**Your task**. In the material below, find each line with the word "elements" and list it.
BEGIN
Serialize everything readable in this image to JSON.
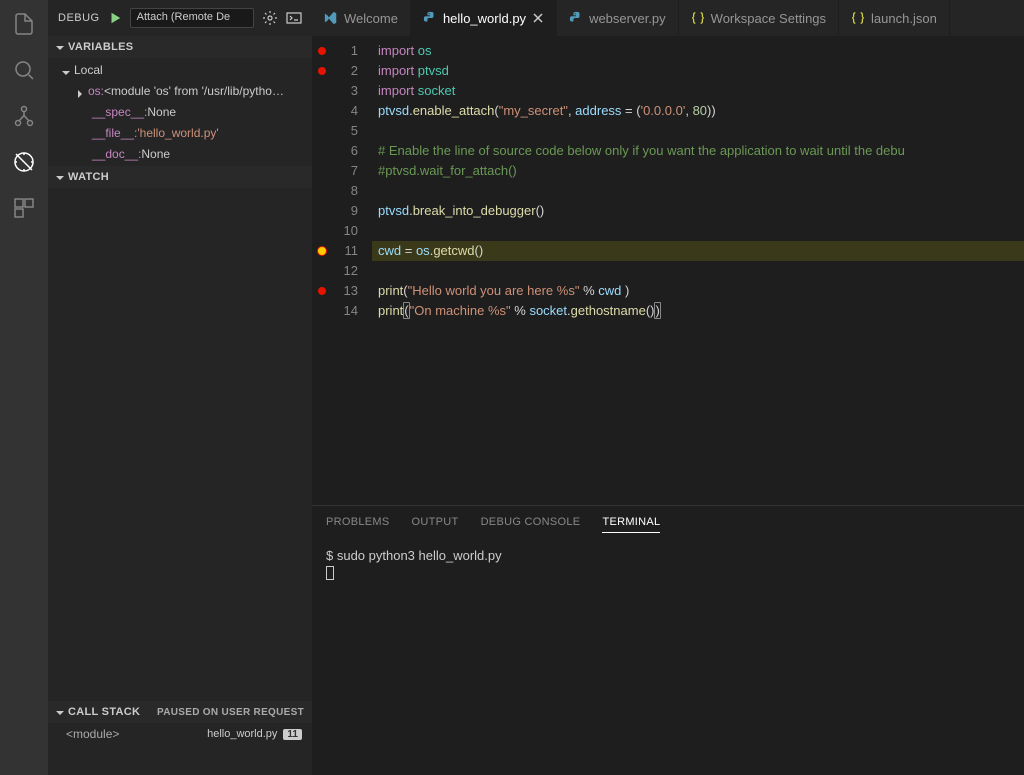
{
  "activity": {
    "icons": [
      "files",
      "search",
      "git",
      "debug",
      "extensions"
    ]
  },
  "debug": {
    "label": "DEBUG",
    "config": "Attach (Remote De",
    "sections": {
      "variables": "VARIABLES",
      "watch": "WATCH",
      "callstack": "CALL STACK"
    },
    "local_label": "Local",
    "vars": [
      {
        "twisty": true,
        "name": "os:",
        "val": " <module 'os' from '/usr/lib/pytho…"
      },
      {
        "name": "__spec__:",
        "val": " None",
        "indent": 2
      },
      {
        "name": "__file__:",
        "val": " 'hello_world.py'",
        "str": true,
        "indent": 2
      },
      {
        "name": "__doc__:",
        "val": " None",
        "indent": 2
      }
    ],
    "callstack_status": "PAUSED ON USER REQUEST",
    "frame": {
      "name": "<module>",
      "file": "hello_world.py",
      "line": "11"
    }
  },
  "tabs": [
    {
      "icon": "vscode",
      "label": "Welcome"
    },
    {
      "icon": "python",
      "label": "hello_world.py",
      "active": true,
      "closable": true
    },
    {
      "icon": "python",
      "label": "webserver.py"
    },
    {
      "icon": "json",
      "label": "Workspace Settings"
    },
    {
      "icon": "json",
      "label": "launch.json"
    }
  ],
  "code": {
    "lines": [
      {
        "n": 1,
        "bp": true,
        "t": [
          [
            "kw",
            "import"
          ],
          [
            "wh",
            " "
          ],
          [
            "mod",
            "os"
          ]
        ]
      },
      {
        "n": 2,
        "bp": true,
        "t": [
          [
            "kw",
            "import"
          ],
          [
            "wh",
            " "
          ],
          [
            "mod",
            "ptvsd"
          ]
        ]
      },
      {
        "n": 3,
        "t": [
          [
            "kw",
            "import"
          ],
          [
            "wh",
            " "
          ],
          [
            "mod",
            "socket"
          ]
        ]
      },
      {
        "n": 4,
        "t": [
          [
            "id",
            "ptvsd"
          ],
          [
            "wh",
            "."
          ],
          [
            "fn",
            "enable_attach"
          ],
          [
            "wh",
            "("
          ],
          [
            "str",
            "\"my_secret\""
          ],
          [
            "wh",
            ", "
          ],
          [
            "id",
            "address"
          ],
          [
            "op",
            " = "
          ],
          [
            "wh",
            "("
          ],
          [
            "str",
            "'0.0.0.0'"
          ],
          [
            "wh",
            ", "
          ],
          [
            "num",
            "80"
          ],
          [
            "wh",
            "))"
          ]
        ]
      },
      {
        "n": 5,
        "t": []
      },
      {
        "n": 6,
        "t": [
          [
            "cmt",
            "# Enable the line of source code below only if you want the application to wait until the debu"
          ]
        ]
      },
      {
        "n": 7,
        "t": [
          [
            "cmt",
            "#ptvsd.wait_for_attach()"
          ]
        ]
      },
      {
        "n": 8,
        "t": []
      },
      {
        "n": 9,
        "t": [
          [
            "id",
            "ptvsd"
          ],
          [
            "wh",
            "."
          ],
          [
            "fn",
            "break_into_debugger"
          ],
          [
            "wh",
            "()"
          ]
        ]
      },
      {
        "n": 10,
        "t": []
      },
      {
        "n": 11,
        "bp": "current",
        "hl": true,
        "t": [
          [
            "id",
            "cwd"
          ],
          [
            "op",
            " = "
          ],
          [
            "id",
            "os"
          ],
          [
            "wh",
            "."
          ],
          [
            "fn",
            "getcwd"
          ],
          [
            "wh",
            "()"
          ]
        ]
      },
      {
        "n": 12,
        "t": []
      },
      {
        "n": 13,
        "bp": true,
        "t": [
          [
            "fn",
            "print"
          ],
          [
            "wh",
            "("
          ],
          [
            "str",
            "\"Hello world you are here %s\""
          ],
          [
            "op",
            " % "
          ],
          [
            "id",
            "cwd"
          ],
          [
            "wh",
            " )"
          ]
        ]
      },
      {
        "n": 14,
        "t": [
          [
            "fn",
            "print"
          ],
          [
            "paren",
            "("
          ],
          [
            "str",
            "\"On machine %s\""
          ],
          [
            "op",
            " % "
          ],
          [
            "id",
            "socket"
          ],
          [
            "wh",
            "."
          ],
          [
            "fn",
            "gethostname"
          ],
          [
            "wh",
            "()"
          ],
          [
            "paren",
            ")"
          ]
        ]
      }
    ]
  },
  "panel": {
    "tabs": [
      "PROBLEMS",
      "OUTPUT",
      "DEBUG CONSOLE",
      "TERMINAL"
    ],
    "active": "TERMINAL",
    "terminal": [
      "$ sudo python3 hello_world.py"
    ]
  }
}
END
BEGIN
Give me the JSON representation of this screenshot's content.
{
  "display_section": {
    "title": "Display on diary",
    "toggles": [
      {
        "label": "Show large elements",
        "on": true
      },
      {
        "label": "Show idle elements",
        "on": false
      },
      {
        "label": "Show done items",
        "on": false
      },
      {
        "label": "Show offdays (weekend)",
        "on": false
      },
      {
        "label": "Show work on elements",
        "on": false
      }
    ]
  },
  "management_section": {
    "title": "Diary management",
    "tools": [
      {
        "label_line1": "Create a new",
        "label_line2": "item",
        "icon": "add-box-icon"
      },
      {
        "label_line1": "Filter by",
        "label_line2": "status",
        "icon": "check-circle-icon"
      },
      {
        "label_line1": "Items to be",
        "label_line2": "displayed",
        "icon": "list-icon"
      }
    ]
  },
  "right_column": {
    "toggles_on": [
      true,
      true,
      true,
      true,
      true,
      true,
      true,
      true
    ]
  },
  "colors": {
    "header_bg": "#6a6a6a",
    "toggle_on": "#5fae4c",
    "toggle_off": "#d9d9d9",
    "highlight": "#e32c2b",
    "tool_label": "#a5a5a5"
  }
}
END
**Task output**.
        "label": "Show large elements",
        "label": "Show idle elements",
        "label": "Show work on elements",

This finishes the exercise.